Author(s): Samuel Bray; Reza Ahmadian; Roger A. Falconer
Keywords: Severn Barrage; EFDC_B; Hydrodynamics; Mathematical Modelling; Turbine Representation

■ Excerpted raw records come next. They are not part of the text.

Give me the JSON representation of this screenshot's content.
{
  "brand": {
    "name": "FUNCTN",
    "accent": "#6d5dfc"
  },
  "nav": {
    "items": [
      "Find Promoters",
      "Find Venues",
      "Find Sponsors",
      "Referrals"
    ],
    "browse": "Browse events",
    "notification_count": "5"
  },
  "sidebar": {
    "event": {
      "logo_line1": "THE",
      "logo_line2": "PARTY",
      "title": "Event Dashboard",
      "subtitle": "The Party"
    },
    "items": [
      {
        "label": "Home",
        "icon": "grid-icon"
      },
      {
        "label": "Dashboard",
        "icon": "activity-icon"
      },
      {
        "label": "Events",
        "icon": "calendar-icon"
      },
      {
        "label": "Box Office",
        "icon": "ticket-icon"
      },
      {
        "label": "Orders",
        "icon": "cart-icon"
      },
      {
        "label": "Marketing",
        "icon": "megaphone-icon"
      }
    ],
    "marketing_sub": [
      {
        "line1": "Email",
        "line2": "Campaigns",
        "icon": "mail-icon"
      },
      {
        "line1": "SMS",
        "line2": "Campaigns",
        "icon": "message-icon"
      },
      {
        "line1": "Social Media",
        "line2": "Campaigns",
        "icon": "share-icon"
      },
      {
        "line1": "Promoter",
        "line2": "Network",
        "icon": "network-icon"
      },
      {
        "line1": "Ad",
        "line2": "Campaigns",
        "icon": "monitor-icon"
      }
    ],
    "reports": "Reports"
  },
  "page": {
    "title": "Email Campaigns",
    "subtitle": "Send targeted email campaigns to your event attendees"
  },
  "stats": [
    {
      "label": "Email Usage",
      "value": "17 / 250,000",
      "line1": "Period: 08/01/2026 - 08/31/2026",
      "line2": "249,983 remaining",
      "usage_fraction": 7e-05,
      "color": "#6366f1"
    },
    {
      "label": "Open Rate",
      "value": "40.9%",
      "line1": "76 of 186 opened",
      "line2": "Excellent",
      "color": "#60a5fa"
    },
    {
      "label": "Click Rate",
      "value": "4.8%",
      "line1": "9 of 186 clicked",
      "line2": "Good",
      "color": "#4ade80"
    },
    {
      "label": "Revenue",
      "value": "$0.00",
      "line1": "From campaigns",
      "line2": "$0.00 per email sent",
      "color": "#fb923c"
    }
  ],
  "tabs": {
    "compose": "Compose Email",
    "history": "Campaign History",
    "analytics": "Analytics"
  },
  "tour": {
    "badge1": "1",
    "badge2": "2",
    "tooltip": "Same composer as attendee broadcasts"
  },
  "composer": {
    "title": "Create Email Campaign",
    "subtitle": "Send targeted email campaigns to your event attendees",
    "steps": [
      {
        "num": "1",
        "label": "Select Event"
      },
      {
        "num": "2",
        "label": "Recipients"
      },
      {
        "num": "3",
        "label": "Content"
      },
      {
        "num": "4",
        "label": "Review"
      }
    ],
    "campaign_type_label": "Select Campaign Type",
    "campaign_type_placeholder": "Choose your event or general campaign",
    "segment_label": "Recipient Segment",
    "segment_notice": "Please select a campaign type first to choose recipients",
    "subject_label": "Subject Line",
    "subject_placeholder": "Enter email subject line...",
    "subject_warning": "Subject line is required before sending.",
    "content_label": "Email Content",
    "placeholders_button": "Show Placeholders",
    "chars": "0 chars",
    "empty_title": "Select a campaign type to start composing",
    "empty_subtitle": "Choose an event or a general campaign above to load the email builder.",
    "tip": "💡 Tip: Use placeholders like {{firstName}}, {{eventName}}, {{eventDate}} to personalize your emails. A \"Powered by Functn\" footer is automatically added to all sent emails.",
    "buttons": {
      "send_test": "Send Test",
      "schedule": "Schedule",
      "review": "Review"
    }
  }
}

Abstract: There is a growing requirement for renewable energy production globally, and one area with considerable scope to increase energy generation, particularly in the UK, is the tidal power sector. The Severn Estuary, located in South-West of Britain, is a site that offers a uniquely excellent opportunity for tidal power extraction, with a very large tidal range and shape that allows for a large impounded area of water. More accurate modelling of proposed renewable energy projects, including more realistic representation of turbines and structure operation, would enable a better evaluation of hydroenvironmental impacts which could assist in improving the design and operation of the scheme. In this study, the numerical model EFDC was used to predict the hydrodynamic processes, both with and without the inclusion of a Severn Barrage. To eliminate any impact of the simulated structures on the model boundary, the domain was extended to beyond the continental shelf, covering an area of 846, 000km 2. The model uses a curvilinear grid where the resolution is much coarser in the open sea West of Ireland, and becomes much finer in the specific area of interest around the barrage, down to a grid size of under 2500m 2 (i. e. 50m x50m). In this paper, details are given of refinements to the representation of sluices and turbines, and to the treatment and operation of the barrage itself, with the aim of improving the prediction of velocity and discharge across the structure. The enhancements to the turbine representations were then applied to the Severn Tidal Power Group Cardiff-Weston Barrage, using the EFDC Continental Shelf Model, and the hydro-environmental impacts reassessed. The modifications were found not only to improve the simulation of water levels, velocity and discharge in the immediate vicinity of the hydraulic structure, but also affected water levels upstream of the barrage, reducing the maximum water elevations to levels that are in better agreement with values reported elsewhere in the literature.